- D & T
Not Newton's cradle
Making a cradle using magnets that repel each other
- 60 or more mins
An electrical circuit is a group of components that are connected together, typically using wires. The wires are typically copper metal, which is highly conductive, coated with insulating plastic, to prevent electric shocks. The circuit must be continuous (i.e. have no breaks) to allow electricity to flow through the components and back to its source, such as a battery. Switches make a gap in the circuit to stop electricity flowing when they are open. The components included in an electric circuit could range from motors, light sources and buzzers to programmable integrated circuits.

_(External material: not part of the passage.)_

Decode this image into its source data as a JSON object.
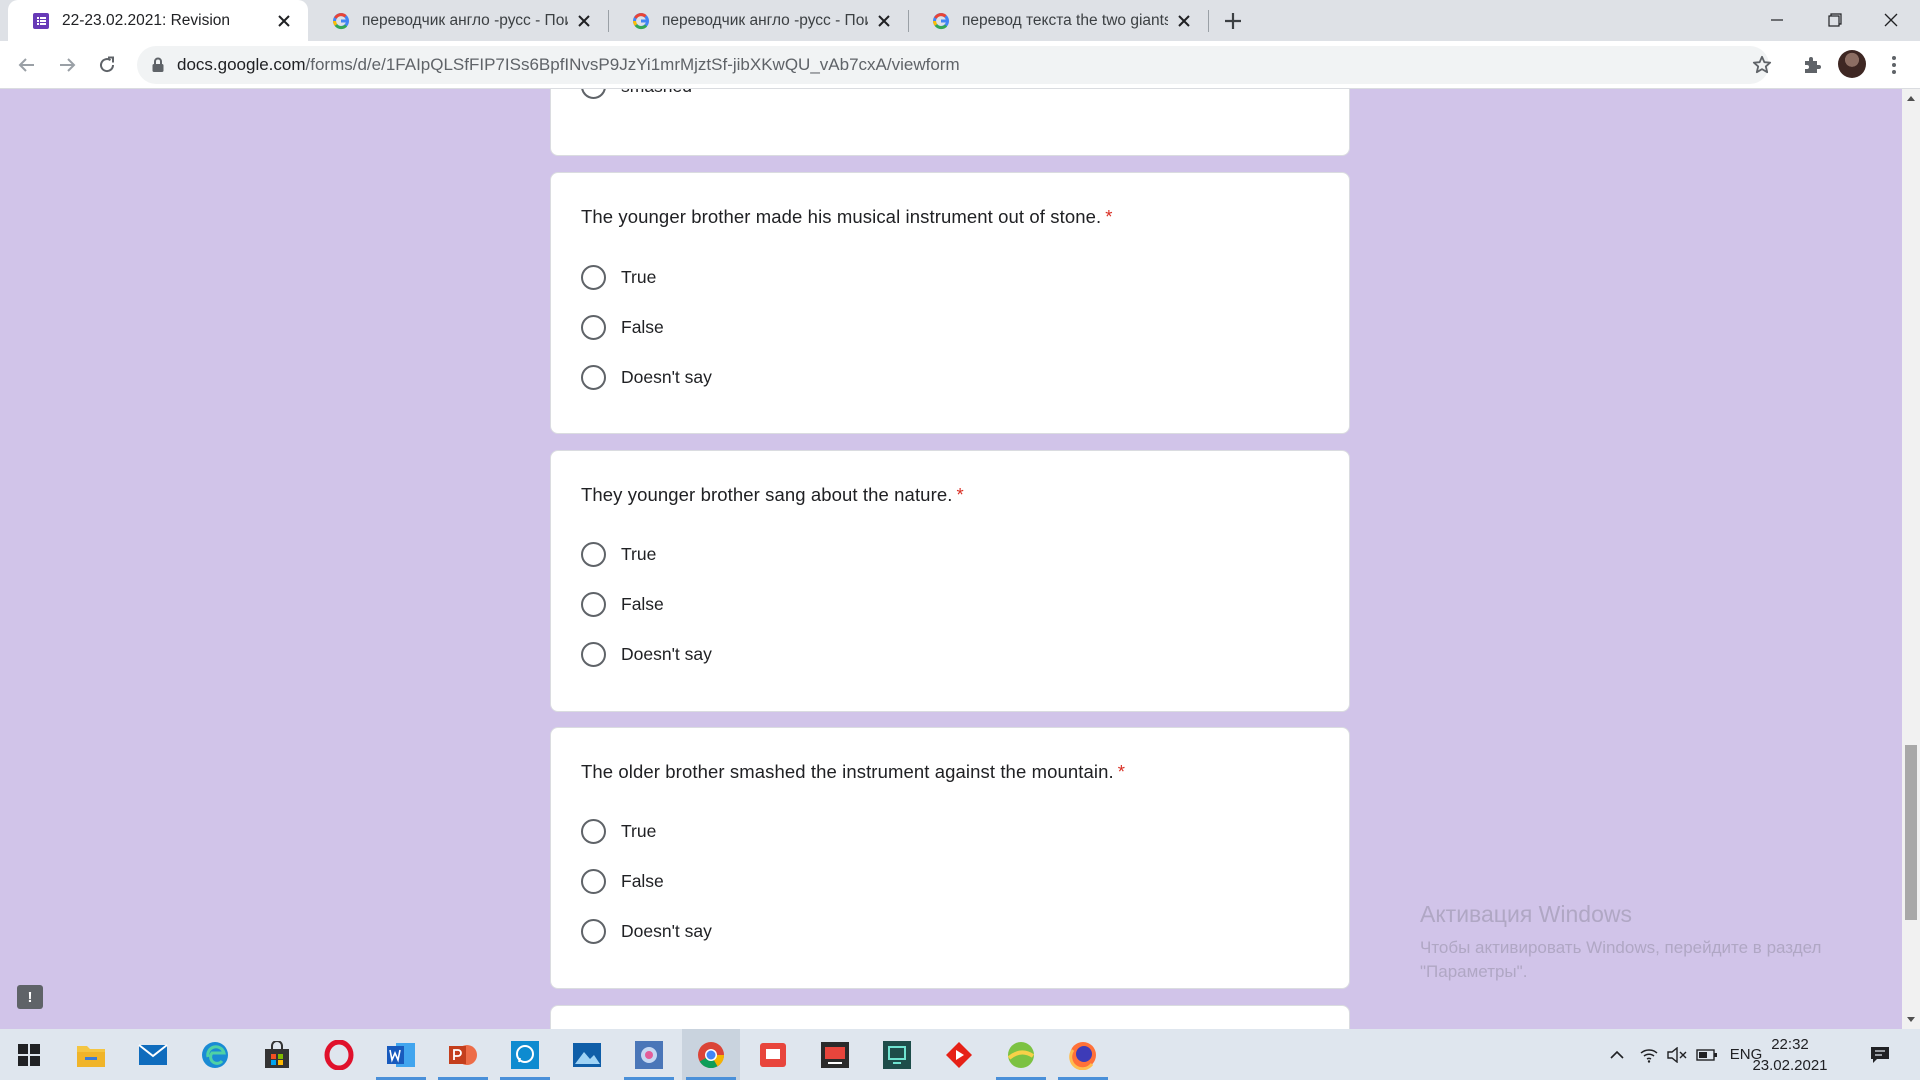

This could be used in at Key Stage 2 as an engaging stand-alone activity to introduce circuits, as an introduction to a design and make project (such as the doorbell activity) or as an extension to add a powered element to another design and make activity (such as adding a motor to the ‘cardboard cars’ activity).

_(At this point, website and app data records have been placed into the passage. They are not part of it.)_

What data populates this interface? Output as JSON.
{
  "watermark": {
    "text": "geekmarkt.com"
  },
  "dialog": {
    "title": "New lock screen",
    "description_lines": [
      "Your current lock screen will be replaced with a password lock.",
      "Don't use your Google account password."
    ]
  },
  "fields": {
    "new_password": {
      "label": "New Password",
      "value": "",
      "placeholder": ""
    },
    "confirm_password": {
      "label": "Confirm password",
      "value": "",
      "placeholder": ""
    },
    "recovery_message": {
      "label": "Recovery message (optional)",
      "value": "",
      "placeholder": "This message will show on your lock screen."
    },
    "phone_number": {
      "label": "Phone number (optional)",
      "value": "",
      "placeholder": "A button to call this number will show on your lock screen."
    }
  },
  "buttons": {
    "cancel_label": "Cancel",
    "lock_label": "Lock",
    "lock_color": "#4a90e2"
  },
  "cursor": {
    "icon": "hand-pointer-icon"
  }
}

In this activity, pupils assemble a simple electric circuit. This develops understanding of how electric circuits function.
The activity sheet includes teachers' notes, useful web links, and links (where appropriate) to the national curriculum in each of the four devolved nations; England, Northern Ireland, Scotland and Wales.
All activity sheets and supporting resources are free to download, and all the documents are fully editable, so you can tailor them to your students' and your schools' needs.